By Trudy Ring
Originally published on Advocate.com September 15 2013 1:25 PM ET
Russian officials have agreed to alter a symbolic statement called the Olympic Truce in an effort to address the controversies surrounding its hosting of next year’s Winter Games, but it may do little to assuage concerns about the nation’s antigay climate and policies.
Russia’s rough draft of the statement had “mentioned a promise to include ‘people of different age, sex, physical capacity, religion, race and social status,’” but did not include LGBT people, The New York Times reports. This week, after extensive negotiations with United Nations representatives from several countries, Russia agreed to language saying “that it would ‘promote social inclusion without discrimination of any kind,’” according to the Times. The U.N. will vote on the truce in the next few weeks.
Previous truce statements had not mentioned LGBT people either, but there were special concerns about Russia because of its recently passed law banning so-called gay propaganda and numerous incidents of violence against LGBT people in the country.
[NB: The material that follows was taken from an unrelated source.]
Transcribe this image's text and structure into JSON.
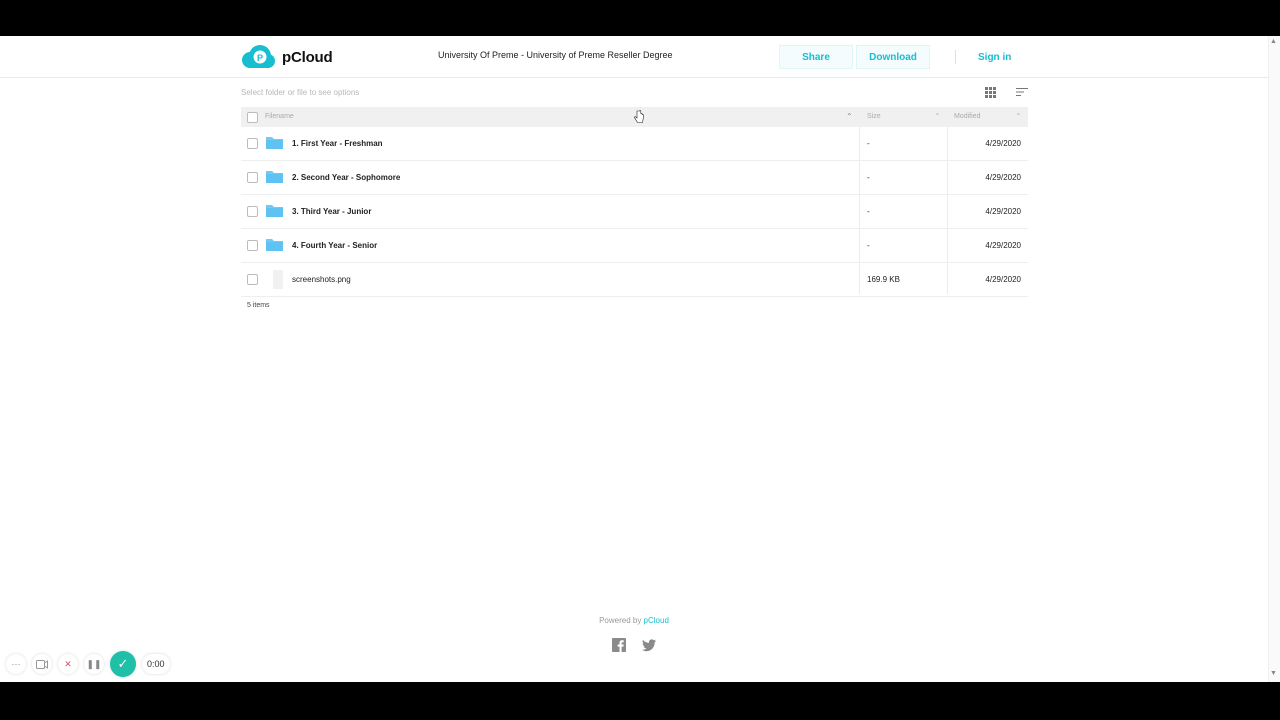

Several U.N. diplomats praised the result; Greece’s Iakovos Iakovidis, for one, called it “a very good outcome.” But, as the Times notes, “the resolution is a good-will gesture that carries little weight in the real world.”